Charles took as his topic the controversial Bury St. Edmunds Parliament of 1447. The Parliament, remembered chiefly for the arrest and death of King Henry VI’s uncle, Humphrey, duke of Gloucester, was followed swiftly by the trial and mock execution of a number of Humphrey’s retainers (biographies of several of whom will appear in the History’s forthcoming volumes). It was the detail of the mock-execution that attracted much interest from the audience in discussion. Hannes’s paper focused on the details of the elections to the Commons of 1453, which in a number of counties were subject to considerable delay, so much so, that it is likely that there were large gaps in the ranks of the Commons when the assembly opened on 6 March 1453.
After the morning coffee break, delegates reconvened for the second session, chaired by the 1422-61 section’s editor, Dr. Linda Clark. The opening Speaker here was Dr. Sean Cunningham, Assistant Keeper of the Public Records at the National Archives. An expert in the reign of Henry VII, and reflecting the Congress’s overarching theme of ‘Materialities’, Cunningham discussed the rebuilding of the Palace of Westminster, including the sites used for Parliament, between 1500 and 1502. He was followed by the History’s Dr. Simon Payling who returned to a long standing research interest of his in discussing the ‘invasion’ of the parliamentary boroughs by non-resident Members. Using statistics compiled from both the History’s existing and forthcoming volumes, Simon elucidated the place of the reign of Henry VI in the longer-term process of the ‘professionalization’ of the lower House of Parliament. The session was rounded off by Dr. Gordon McKelvie of the University of Winchester, who took as his theme the role of Parliament as a stage. Ranging over a wide chronological span, McKelvie examined the use of the floor of Parliament to give visibility to a spectrum of events from state trials to public proclamations.

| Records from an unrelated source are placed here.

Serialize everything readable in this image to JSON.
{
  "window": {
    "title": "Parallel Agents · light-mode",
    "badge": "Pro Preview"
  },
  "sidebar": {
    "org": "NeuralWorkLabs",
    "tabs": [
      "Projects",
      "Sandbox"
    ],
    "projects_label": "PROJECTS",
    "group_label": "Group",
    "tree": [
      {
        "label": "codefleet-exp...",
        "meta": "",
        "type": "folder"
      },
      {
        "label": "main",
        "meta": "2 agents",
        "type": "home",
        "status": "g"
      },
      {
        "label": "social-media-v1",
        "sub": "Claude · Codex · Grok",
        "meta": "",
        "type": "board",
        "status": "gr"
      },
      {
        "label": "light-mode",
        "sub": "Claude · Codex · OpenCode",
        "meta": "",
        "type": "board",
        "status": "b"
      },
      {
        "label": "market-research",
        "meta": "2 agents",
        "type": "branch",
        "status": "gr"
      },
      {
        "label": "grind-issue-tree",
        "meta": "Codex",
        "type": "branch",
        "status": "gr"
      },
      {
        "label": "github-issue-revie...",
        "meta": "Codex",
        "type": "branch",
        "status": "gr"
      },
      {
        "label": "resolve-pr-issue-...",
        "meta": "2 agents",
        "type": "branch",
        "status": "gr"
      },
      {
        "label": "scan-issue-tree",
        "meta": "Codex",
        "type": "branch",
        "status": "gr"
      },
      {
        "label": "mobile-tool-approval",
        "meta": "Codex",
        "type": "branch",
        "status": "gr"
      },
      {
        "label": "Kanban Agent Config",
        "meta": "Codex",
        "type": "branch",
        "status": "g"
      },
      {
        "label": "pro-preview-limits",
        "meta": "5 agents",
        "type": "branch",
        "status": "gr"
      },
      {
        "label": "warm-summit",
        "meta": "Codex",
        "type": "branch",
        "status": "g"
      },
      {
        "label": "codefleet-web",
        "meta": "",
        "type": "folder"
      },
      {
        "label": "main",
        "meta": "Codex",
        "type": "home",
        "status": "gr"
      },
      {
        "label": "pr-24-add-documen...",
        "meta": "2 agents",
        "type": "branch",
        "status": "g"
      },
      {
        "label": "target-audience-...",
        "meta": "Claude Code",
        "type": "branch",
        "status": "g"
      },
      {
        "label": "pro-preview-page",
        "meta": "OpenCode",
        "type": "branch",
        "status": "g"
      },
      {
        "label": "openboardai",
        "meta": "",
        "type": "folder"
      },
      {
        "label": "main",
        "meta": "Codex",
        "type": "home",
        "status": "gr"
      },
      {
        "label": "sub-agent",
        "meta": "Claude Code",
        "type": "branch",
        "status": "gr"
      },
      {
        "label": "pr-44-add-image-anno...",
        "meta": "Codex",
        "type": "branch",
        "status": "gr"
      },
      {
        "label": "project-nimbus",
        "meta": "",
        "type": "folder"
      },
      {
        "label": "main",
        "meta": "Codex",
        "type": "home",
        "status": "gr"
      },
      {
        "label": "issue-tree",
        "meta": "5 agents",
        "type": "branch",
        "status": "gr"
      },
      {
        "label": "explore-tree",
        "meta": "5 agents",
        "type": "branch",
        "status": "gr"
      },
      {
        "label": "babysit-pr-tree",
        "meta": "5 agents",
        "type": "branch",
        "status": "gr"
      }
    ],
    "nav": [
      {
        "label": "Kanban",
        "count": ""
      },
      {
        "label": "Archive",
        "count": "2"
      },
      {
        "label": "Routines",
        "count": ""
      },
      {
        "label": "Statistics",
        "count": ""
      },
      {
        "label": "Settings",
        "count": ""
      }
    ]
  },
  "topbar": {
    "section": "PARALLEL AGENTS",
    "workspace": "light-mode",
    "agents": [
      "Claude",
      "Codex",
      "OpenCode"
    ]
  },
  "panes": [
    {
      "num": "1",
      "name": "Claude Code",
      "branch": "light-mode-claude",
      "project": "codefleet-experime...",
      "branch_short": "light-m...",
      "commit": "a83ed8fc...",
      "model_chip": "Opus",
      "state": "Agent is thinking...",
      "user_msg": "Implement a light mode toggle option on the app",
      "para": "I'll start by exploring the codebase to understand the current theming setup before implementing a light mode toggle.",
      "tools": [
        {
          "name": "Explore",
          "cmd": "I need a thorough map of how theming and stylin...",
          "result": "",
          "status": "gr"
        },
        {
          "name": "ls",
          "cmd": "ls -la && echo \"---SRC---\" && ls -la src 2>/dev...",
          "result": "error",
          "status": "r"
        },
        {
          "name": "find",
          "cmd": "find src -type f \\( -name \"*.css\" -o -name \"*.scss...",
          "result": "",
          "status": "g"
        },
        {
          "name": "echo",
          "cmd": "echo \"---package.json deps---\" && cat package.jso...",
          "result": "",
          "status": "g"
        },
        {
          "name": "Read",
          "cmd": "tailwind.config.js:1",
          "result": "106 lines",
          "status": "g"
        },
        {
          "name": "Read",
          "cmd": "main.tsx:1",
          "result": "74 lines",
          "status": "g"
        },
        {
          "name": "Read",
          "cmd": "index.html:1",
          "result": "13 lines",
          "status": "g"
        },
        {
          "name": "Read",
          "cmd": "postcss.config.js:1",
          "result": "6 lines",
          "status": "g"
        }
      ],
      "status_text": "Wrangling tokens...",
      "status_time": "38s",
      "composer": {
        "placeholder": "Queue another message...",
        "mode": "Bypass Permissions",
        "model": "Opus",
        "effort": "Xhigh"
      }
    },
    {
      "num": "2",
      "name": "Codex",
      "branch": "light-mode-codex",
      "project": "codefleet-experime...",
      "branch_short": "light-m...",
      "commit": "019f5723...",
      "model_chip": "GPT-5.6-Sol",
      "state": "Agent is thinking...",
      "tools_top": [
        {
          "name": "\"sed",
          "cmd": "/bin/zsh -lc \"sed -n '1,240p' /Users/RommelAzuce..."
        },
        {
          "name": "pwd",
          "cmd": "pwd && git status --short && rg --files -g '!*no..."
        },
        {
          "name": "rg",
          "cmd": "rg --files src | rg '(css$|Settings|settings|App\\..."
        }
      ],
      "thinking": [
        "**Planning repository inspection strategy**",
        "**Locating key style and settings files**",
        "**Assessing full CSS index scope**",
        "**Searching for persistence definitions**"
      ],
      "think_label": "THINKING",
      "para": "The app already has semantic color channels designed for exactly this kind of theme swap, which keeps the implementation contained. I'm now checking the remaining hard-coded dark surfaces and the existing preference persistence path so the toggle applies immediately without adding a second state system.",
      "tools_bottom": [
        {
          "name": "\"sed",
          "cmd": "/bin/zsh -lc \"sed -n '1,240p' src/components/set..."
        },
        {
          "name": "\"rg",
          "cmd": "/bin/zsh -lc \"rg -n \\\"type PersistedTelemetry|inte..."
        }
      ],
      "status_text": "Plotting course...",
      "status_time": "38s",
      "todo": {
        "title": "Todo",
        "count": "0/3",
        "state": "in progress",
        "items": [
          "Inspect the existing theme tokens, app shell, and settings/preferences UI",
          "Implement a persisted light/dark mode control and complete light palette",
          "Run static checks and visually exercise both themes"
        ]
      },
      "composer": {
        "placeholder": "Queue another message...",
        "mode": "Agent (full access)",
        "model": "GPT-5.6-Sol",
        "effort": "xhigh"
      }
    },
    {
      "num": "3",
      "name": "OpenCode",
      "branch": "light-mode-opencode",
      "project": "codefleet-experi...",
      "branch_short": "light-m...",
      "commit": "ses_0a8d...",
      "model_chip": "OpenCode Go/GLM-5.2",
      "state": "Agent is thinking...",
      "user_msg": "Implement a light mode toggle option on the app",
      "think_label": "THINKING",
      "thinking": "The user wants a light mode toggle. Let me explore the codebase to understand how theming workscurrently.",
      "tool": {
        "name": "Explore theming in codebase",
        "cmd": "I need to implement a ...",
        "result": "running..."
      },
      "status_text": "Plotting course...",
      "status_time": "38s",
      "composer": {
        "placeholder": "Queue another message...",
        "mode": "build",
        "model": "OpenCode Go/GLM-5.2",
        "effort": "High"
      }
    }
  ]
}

Both sessions were more than well-attended, with some delegates forced to sit on windowsills or the floor, and others turned away at the door by IMC staff, while the lively discussions that followed both sets of papers speak vividly of the continuing interest in the parliamentary history of the middle ages.